Quality processes and risk management strategies (e.g. redesign systems and processes that lead to errors; improve detection and correction of errors before they reach the patient)

Helpful online resources:
Canadian Patient Safety Institute:

Institute for safe Medication Practices Canada:

Safer Healthcare Now!:


Written by Raymond Li, BSc(Pharm), MSc. Reviewed by Laird Birmingham, MD, FRCPC, MHSc



  1. National Coordinating Council for Medication Error Reporting and Prevention. Available from URL: Accessed 11/09/11.
  2. Gandhi TK, et al. Adverse drug events in ambulatory care.

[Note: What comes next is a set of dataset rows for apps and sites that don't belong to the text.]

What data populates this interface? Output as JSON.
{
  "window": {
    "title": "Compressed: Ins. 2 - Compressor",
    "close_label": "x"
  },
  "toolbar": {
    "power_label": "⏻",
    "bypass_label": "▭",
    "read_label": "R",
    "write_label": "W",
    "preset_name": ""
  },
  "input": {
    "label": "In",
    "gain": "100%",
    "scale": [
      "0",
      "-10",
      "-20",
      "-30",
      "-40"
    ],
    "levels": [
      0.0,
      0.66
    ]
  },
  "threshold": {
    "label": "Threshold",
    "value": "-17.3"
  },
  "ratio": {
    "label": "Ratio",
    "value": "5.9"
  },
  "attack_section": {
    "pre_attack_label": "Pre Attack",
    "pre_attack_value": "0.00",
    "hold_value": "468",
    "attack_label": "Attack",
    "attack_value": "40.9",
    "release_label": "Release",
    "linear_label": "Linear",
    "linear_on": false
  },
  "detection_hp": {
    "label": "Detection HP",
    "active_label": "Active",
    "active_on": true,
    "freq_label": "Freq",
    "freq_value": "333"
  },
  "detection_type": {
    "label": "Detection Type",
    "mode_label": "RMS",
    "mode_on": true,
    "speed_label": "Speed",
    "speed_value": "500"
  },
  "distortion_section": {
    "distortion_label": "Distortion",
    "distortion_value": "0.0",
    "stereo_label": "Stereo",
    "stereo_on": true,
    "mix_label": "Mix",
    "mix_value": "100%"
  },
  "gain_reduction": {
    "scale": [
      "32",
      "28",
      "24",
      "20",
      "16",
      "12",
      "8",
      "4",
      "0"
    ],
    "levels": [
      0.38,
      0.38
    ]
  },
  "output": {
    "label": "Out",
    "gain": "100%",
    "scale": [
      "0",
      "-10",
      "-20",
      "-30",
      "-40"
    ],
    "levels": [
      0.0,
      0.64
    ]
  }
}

NEJM. 2003; 348: 1556-64.
  3. Zed PJ, et al. Incidence, severity and preventability of medication-related visits to the emergency department: a prospective study. CMAJ. 2008 Jun 3;178(12):1563-9.
  4. Lu CY, Roughead E. Determinants of patient-reported medication errors: a comparison among seven countries. Int J Clin Pract. 2011; 65: 733-40.
  5. Ackroyd-Stolarz S et al. Approaches to improving the safety of the medication use system. Healthc Quart. 2005; 8(special issue): 59-64.
  6. Flynn EA, et al. Dispensing errors and counseling quality in 100 pharmacies. J Am Pharm Assoc. 2009; 49: 171-80.
  7. Bhardwaja B, et al. Improving prescribing safety in patients with renal insufficiency in the ambulatory setting: the Drug Renal Alert Pharmacy (DRAP) Program. Pharmacother. 2011; 31: 346-56.
  8. Procyshyn RM, Barr AM, Brickell T, et al. Medication errors in psychiatry. CNS Drugs. 2010: 24: 595-609.
  9. Onder G, et al. development and validation of a score to assess risk of adverse drug reactions among in-hospital patients 65 years or older. Arch Intern Med. 2010; 170: 1142-8.3
  10. Institute for Safe Medication Practices. What are the "ten key elements" of the medication-use system? Available from URL: Accessed 11/09/11.
  11. ISMP Canada (

©2012 B.C. Drug and Poison Information Centre

A version of this document was published in BCPhA's The Tablet. 2011; 20(5): 22-23.